(Entries from a dataset of interfaces)

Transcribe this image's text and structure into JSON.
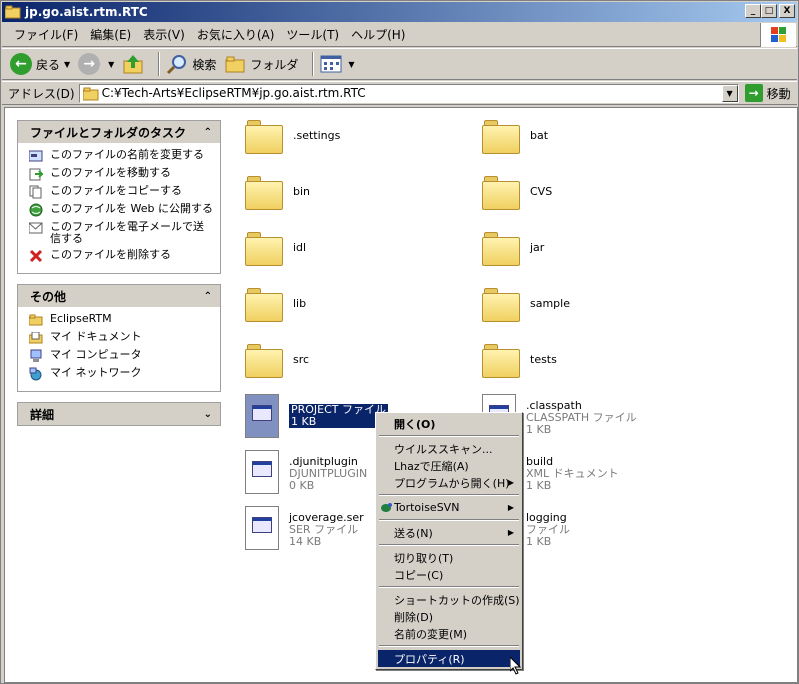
{
  "window": {
    "title": "jp.go.aist.rtm.RTC"
  },
  "title_buttons": {
    "minimize": "_",
    "maximize": "□",
    "close": "X"
  },
  "menu": [
    "ファイル(F)",
    "編集(E)",
    "表示(V)",
    "お気に入り(A)",
    "ツール(T)",
    "ヘルプ(H)"
  ],
  "toolbar": {
    "back": "戻る",
    "search": "検索",
    "folders": "フォルダ"
  },
  "address": {
    "label": "アドレス(D)",
    "path": "C:¥Tech-Arts¥EclipseRTM¥jp.go.aist.rtm.RTC",
    "go": "移動"
  },
  "tasks_panel": {
    "title": "ファイルとフォルダのタスク",
    "items": [
      {
        "label": "このファイルの名前を変更する",
        "icon": "rename-icon"
      },
      {
        "label": "このファイルを移動する",
        "icon": "move-icon"
      },
      {
        "label": "このファイルをコピーする",
        "icon": "copy-icon"
      },
      {
        "label": "このファイルを Web に公開する",
        "icon": "web-publish-icon"
      },
      {
        "label": "このファイルを電子メールで送信する",
        "icon": "email-icon"
      },
      {
        "label": "このファイルを削除する",
        "icon": "delete-icon"
      }
    ]
  },
  "other_panel": {
    "title": "その他",
    "items": [
      {
        "label": "EclipseRTM",
        "icon": "folder-icon"
      },
      {
        "label": "マイ ドキュメント",
        "icon": "my-documents-icon"
      },
      {
        "label": "マイ コンピュータ",
        "icon": "my-computer-icon"
      },
      {
        "label": "マイ ネットワーク",
        "icon": "my-network-icon"
      }
    ]
  },
  "details_panel": {
    "title": "詳細"
  },
  "files": [
    {
      "name": ".settings",
      "type": "folder"
    },
    {
      "name": "bat",
      "type": "folder"
    },
    {
      "name": "bin",
      "type": "folder"
    },
    {
      "name": "CVS",
      "type": "folder"
    },
    {
      "name": "idl",
      "type": "folder"
    },
    {
      "name": "jar",
      "type": "folder"
    },
    {
      "name": "lib",
      "type": "folder"
    },
    {
      "name": "sample",
      "type": "folder"
    },
    {
      "name": "src",
      "type": "folder"
    },
    {
      "name": "tests",
      "type": "folder"
    },
    {
      "name": "",
      "kind": "PROJECT ファイル",
      "size": "1 KB",
      "type": "doc",
      "selected": true
    },
    {
      "name": ".classpath",
      "kind": "CLASSPATH ファイル",
      "size": "1 KB",
      "type": "doc"
    },
    {
      "name": ".djunitplugin",
      "kind": "DJUNITPLUGIN",
      "size": "0 KB",
      "type": "doc"
    },
    {
      "name": "build",
      "kind": "XML ドキュメント",
      "size": "1 KB",
      "type": "doc"
    },
    {
      "name": "jcoverage.ser",
      "kind": "SER ファイル",
      "size": "14 KB",
      "type": "doc"
    },
    {
      "name": "logging",
      "kind": "ファイル",
      "size": "1 KB",
      "type": "doc"
    }
  ],
  "context_menu": {
    "open": "開く(O)",
    "virus_scan": "ウイルススキャン...",
    "lhaz": "Lhazで圧縮(A)",
    "open_with": "プログラムから開く(H)",
    "tortoise": "TortoiseSVN",
    "send_to": "送る(N)",
    "cut": "切り取り(T)",
    "copy": "コピー(C)",
    "shortcut": "ショートカットの作成(S)",
    "delete": "削除(D)",
    "rename": "名前の変更(M)",
    "properties": "プロパティ(R)"
  }
}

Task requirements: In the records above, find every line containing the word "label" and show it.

Response for this exercise:
    "label": "アドレス(D)",
        "label": "このファイルの名前を変更する",
        "label": "このファイルを移動する",
        "label": "このファイルをコピーする",
        "label": "このファイルを Web に公開する",
        "label": "このファイルを電子メールで送信する",
        "label": "このファイルを削除する",
        "label": "EclipseRTM",
        "label": "マイ ドキュメント",
        "label": "マイ コンピュータ",
        "label": "マイ ネットワーク",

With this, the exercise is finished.